Bill Bowerman’s Waffle Outsole
When Bill Bowerman created the waffle outsole for Nike, everyone had to make their own version of it because it improved traction and cushioning and was so visually striking. Not long after Nike’s waffle with the square lugs made a splash on the market, Puma came up with a version with round lugs, Saucony made triangle lugs—and so it went. The waffle outsole was what’s called a “disruptive patent” because it disrupted the industry and forced other brands to follow a new way of doing something.
Nike’s Air-Sole Cushioning System
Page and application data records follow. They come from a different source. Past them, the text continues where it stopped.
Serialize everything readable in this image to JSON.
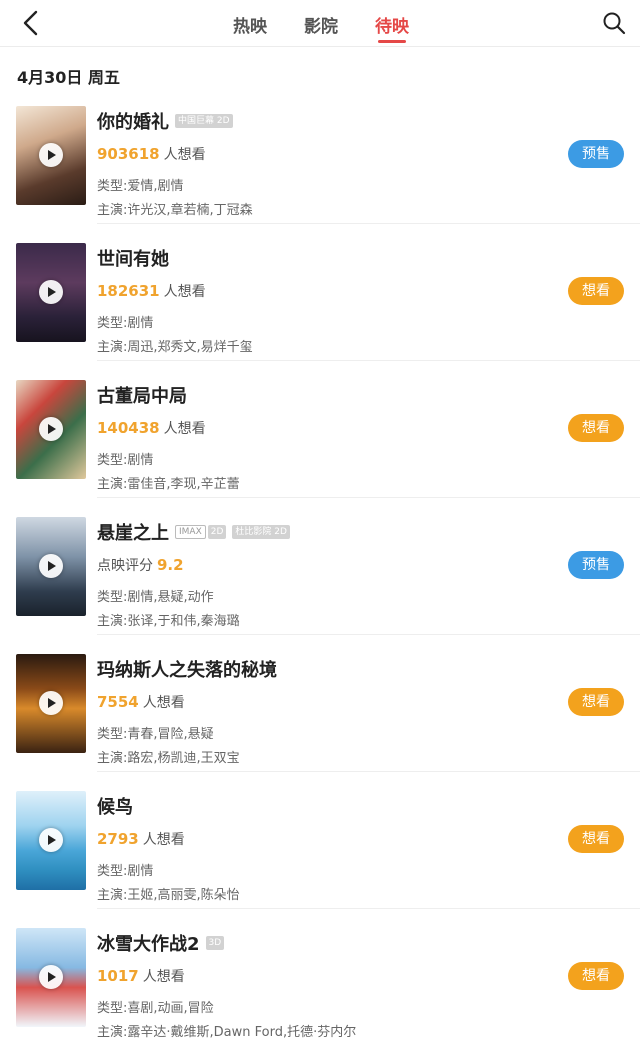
{
  "header": {
    "tabs": [
      {
        "label": "热映",
        "active": false
      },
      {
        "label": "影院",
        "active": false
      },
      {
        "label": "待映",
        "active": true
      }
    ],
    "accent_color": "#e54847"
  },
  "date_header": "4月30日 周五",
  "movies": [
    {
      "title": "你的婚礼",
      "tags": [
        "中国巨幕 2D"
      ],
      "stat_value": "903618",
      "stat_suffix": "人想看",
      "genre": "类型:爱情,剧情",
      "cast": "主演:许光汉,章若楠,丁冠森",
      "button": "预售",
      "button_color": "#3c9be4"
    },
    {
      "title": "世间有她",
      "tags": [],
      "stat_value": "182631",
      "stat_suffix": "人想看",
      "genre": "类型:剧情",
      "cast": "主演:周迅,郑秀文,易烊千玺",
      "button": "想看",
      "button_color": "#f3a21d"
    },
    {
      "title": "古董局中局",
      "tags": [],
      "stat_value": "140438",
      "stat_suffix": "人想看",
      "genre": "类型:剧情",
      "cast": "主演:雷佳音,李现,辛芷蕾",
      "button": "想看",
      "button_color": "#f3a21d"
    },
    {
      "title": "悬崖之上",
      "tags": [
        "IMAX",
        "2D",
        "杜比影院 2D"
      ],
      "stat_prefix": "点映评分",
      "stat_value": "9.2",
      "genre": "类型:剧情,悬疑,动作",
      "cast": "主演:张译,于和伟,秦海璐",
      "button": "预售",
      "button_color": "#3c9be4"
    },
    {
      "title": "玛纳斯人之失落的秘境",
      "tags": [],
      "stat_value": "7554",
      "stat_suffix": "人想看",
      "genre": "类型:青春,冒险,悬疑",
      "cast": "主演:路宏,杨凯迪,王双宝",
      "button": "想看",
      "button_color": "#f3a21d"
    },
    {
      "title": "候鸟",
      "tags": [],
      "stat_value": "2793",
      "stat_suffix": "人想看",
      "genre": "类型:剧情",
      "cast": "主演:王姬,高丽雯,陈朵怡",
      "button": "想看",
      "button_color": "#f3a21d"
    },
    {
      "title": "冰雪大作战2",
      "tags": [
        "3D"
      ],
      "stat_value": "1017",
      "stat_suffix": "人想看",
      "genre": "类型:喜剧,动画,冒险",
      "cast": "主演:露辛达·戴维斯,Dawn Ford,托德·芬内尔",
      "button": "想看",
      "button_color": "#f3a21d"
    }
  ]
}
The Air bladder midsole concept that Frank Rudy designed and licensed to Nike was unlike anything before or after it. It immediately spawned new midsole ideas and innovations from other brands. Nike grew enormously after it perfected the ability to put Air packets in the midsoles of its shoes, and the evolution of the Air Max and the cross-training category that followed were a big part of that. Nike hit the market at the right time, with innovation that made everyone else react.
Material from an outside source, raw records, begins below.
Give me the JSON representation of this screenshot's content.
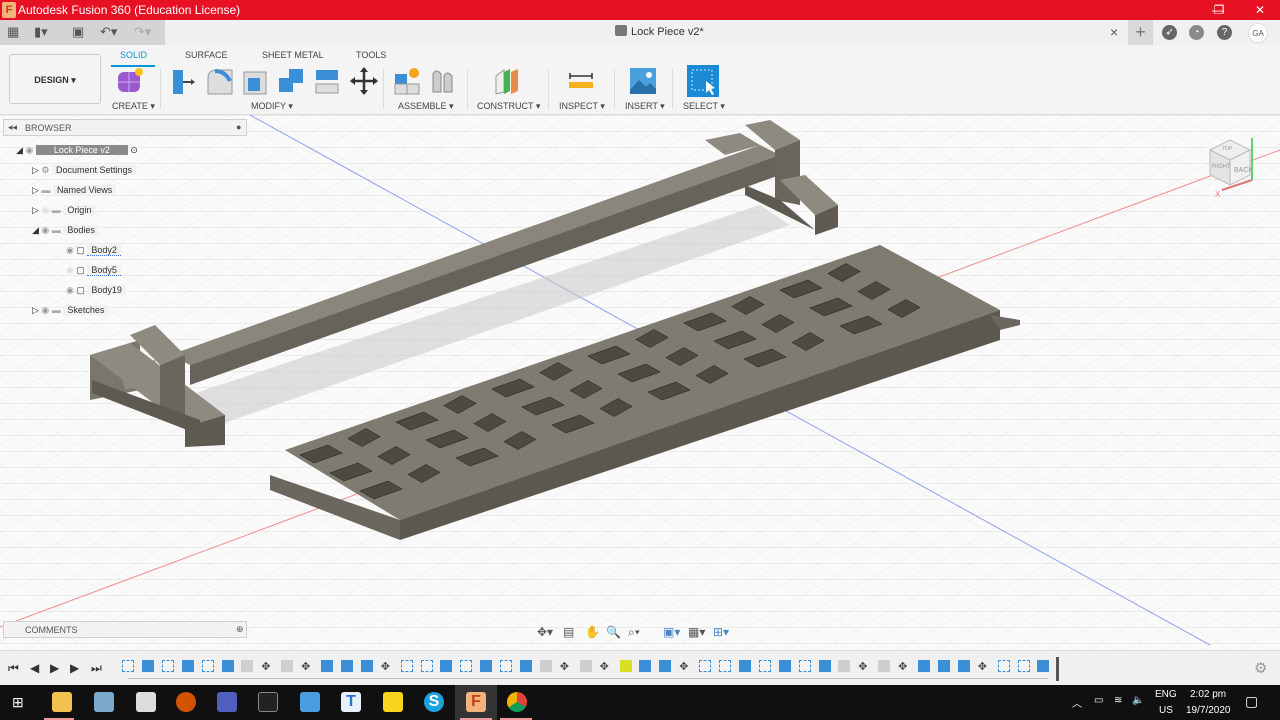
{
  "window": {
    "title": "Autodesk Fusion 360 (Education License)",
    "app_icon_letter": "F",
    "controls": [
      "minimize",
      "restore",
      "close"
    ]
  },
  "quick_access": {
    "items": [
      "apps-grid-icon",
      "file-icon",
      "save-icon",
      "undo-icon",
      "redo-icon"
    ]
  },
  "document_tab": {
    "title": "Lock Piece v2*",
    "close": "×",
    "new_tab": "+",
    "user_initials": "GA"
  },
  "ribbon": {
    "workspace": "DESIGN ▾",
    "tabs": [
      {
        "label": "SOLID",
        "active": true
      },
      {
        "label": "SURFACE"
      },
      {
        "label": "SHEET METAL"
      },
      {
        "label": "TOOLS"
      }
    ],
    "groups": [
      {
        "label": "CREATE ▾"
      },
      {
        "label": "MODIFY ▾"
      },
      {
        "label": "ASSEMBLE ▾"
      },
      {
        "label": "CONSTRUCT ▾"
      },
      {
        "label": "INSPECT ▾"
      },
      {
        "label": "INSERT ▾"
      },
      {
        "label": "SELECT ▾"
      }
    ]
  },
  "browser": {
    "title": "BROWSER",
    "root": "Lock Piece v2",
    "items": [
      {
        "label": "Document Settings",
        "icon": "gear-icon"
      },
      {
        "label": "Named Views",
        "icon": "folder-icon"
      },
      {
        "label": "Origin",
        "icon": "folder-icon",
        "hidden": true
      },
      {
        "label": "Bodies",
        "icon": "folder-icon",
        "expanded": true
      },
      {
        "label": "Body2",
        "icon": "body-icon",
        "child": true
      },
      {
        "label": "Body5",
        "icon": "body-icon",
        "child": true,
        "hidden": true
      },
      {
        "label": "Body19",
        "icon": "body-icon",
        "child": true
      },
      {
        "label": "Sketches",
        "icon": "folder-icon"
      }
    ]
  },
  "comments": {
    "title": "COMMENTS"
  },
  "viewcube": {
    "faces": [
      "TOP",
      "RIGHT",
      "BACK"
    ],
    "axis_x": "X"
  },
  "colors": {
    "title_bar": "#e81123",
    "accent": "#0696d7",
    "model": "#6e6a5f"
  },
  "timeline": {
    "feature_count": 47,
    "highlighted_index": 25
  },
  "taskbar": {
    "lang_top": "ENG",
    "lang_bottom": "US",
    "time": "2:02 pm",
    "date": "19/7/2020"
  }
}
Stabilizing Midsole Design
“I filed this patent in 1979 for a supportive midsole design that came up around the side of the foot and eliminated the collapse around the void between the heel counter and the flare of the midsole. When I tried to sell the patent in 1980 to 1982, there wasn’t much interest. I remember the letter that Jeff Johnson [Nike’s first employee, who served many executive roles with the brand] sent me telling me it was ‘cosmetically unsound,’ which meant it looked ugly,” Hockerson says. But as running changed and people started craving one shoe that could do more than just run, brands started to design with a midsole that wraps the foot for more lateral stability. The Air Max and crosstrainers were two initial ways it was used, but there’s not a shoe made today that doesn’t use this design.
Barry Bates Pronation Plugs
Barry Bates designed and patented shoes for ASICS in 1980 that had midsole inserts with varying levels of firmness to cater to the rate and severity level of pronation. A footwear guru from San Francisco named Jeff Sink was doing it before Bates, but he didn’t put the patent out there the way Bates did. Ultimately, it changed the industry, and every brand wound up creating its own version of multidensity midsoles and, later, more dynamic midsole designs that could avoid inserts altogether.
South African Johnny Halberstadt (who cofounded the Boulder Running Company stores in the United States) was the first to create and patent a decoupled outsole with a longitudinal groove under the heel. The design created a left and right side of the heel, allowing the shoe to compress into that void. This changed how shoe developers thought about how to disperse heel impact forces because it segmented the heel for the first time. “I took it a step further by putting sipes all the way across to create small independent squares that allowed a wide range of natural movement that a structure or posted shoe could not, and that wound up being a big part of how the Nike Free was designed,” recalls Hockerson.
Articulated Toes by Vibram FiveFingers
FiveFingers, with its low-to-the-ground design and individual pockets for each toe, disrupted the industry big-time, whether good or bad. “I thought it was a good thing because it made shoe companies aware that shoes had gotten too high off the ground, disallowing feet to move naturally. At the time, designs were hiding air and gel packets, and shoes were really high off the ground. Now, running barefoot was a dangerous thing. We’ve been wearing elevated shoes our entire adult lives, so trying to go down to zero probably means you’re going to get injured. Still, in my opinion, FiveFingers were good for our industry because they led to the minimalist movement and forced everyone to think differently,” Hockerson says.
Adapted from Kicksology: The Hype, Science, Culture & Cool of Running Shoes by Brian Metzler with permission of VeloPress.